> _RECORDS TO PROCESS_
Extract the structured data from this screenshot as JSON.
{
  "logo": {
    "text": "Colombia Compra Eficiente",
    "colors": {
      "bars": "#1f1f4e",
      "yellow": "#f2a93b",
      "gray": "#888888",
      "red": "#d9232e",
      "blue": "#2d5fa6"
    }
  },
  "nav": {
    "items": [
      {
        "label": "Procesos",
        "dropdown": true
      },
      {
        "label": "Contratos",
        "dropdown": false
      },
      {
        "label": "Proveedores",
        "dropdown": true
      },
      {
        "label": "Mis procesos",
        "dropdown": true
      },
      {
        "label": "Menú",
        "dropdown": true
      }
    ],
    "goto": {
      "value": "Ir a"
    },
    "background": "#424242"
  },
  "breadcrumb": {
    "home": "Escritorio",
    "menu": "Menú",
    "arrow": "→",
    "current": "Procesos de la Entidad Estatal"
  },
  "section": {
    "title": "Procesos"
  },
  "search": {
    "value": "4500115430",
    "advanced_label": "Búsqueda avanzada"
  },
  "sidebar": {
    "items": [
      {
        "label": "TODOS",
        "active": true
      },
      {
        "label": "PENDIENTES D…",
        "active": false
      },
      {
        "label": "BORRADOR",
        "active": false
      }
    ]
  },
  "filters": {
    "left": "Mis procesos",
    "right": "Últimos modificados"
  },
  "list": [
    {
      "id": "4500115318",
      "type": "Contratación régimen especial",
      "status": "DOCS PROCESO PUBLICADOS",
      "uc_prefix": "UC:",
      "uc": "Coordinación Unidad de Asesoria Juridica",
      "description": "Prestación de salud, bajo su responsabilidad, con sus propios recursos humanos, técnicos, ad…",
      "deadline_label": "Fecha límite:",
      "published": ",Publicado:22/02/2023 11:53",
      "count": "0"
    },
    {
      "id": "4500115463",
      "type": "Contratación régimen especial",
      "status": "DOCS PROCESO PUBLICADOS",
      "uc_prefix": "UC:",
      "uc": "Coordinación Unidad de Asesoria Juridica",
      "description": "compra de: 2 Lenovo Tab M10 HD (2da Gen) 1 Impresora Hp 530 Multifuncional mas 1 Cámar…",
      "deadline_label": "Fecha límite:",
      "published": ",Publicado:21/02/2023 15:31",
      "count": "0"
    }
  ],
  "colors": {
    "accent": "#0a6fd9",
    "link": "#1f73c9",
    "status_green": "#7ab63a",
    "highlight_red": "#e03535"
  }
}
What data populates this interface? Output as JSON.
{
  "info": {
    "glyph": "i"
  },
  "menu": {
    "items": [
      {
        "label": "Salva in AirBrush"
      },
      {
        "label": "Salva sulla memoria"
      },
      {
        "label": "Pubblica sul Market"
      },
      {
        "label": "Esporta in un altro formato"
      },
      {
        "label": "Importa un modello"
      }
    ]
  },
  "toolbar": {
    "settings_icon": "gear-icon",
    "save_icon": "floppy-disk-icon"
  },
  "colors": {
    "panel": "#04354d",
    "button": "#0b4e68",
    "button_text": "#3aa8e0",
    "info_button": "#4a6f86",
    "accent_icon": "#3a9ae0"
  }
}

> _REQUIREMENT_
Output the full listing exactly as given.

> _COMPLETED TASK_
Extract the structured data from this screenshot as JSON.
{
  "logo": {
    "text": "Colombia Compra Eficiente",
    "colors": {
      "bars": "#1f1f4e",
      "yellow": "#f2a93b",
      "gray": "#888888",
      "red": "#d9232e",
      "blue": "#2d5fa6"
    }
  },
  "nav": {
    "items": [
      {
        "label": "Procesos",
        "dropdown": true
      },
      {
        "label": "Contratos",
        "dropdown": false
      },
      {
        "label": "Proveedores",
        "dropdown": true
      },
      {
        "label": "Mis procesos",
        "dropdown": true
      },
      {
        "label": "Menú",
        "dropdown": true
      }
    ],
    "goto": {
      "value": "Ir a"
    },
    "background": "#424242"
  },
  "breadcrumb": {
    "home": "Escritorio",
    "menu": "Menú",
    "arrow": "→",
    "current": "Procesos de la Entidad Estatal"
  },
  "section": {
    "title": "Procesos"
  },
  "search": {
    "value": "4500115430",
    "advanced_label": "Búsqueda avanzada"
  },
  "sidebar": {
    "items": [
      {
        "label": "TODOS",
        "active": true
      },
      {
        "label": "PENDIENTES D…",
        "active": false
      },
      {
        "label": "BORRADOR",
        "active": false
      }
    ]
  },
  "filters": {
    "left": "Mis procesos",
    "right": "Últimos modificados"
  },
  "list": [
    {
      "id": "4500115318",
      "type": "Contratación régimen especial",
      "status": "DOCS PROCESO PUBLICADOS",
      "uc_prefix": "UC:",
      "uc": "Coordinación Unidad de Asesoria Juridica",
      "description": "Prestación de salud, bajo su responsabilidad, con sus propios recursos humanos, técnicos, ad…",
      "deadline_label": "Fecha límite:",
      "published": ",Publicado:22/02/2023 11:53",
      "count": "0"
    },
    {
      "id": "4500115463",
      "type": "Contratación régimen especial",
      "status": "DOCS PROCESO PUBLICADOS",
      "uc_prefix": "UC:",
      "uc": "Coordinación Unidad de Asesoria Juridica",
      "description": "compra de: 2 Lenovo Tab M10 HD (2da Gen) 1 Impresora Hp 530 Multifuncional mas 1 Cámar…",
      "deadline_label": "Fecha límite:",
      "published": ",Publicado:21/02/2023 15:31",
      "count": "0"
    }
  ],
  "colors": {
    "accent": "#0a6fd9",
    "link": "#1f73c9",
    "status_green": "#7ab63a",
    "highlight_red": "#e03535"
  }
}
What data populates this interface? Output as JSON.
{
  "info": {
    "glyph": "i"
  },
  "menu": {
    "items": [
      {
        "label": "Salva in AirBrush"
      },
      {
        "label": "Salva sulla memoria"
      },
      {
        "label": "Pubblica sul Market"
      },
      {
        "label": "Esporta in un altro formato"
      },
      {
        "label": "Importa un modello"
      }
    ]
  },
  "toolbar": {
    "settings_icon": "gear-icon",
    "save_icon": "floppy-disk-icon"
  },
  "colors": {
    "panel": "#04354d",
    "button": "#0b4e68",
    "button_text": "#3aa8e0",
    "info_button": "#4a6f86",
    "accent_icon": "#3a9ae0"
  }
}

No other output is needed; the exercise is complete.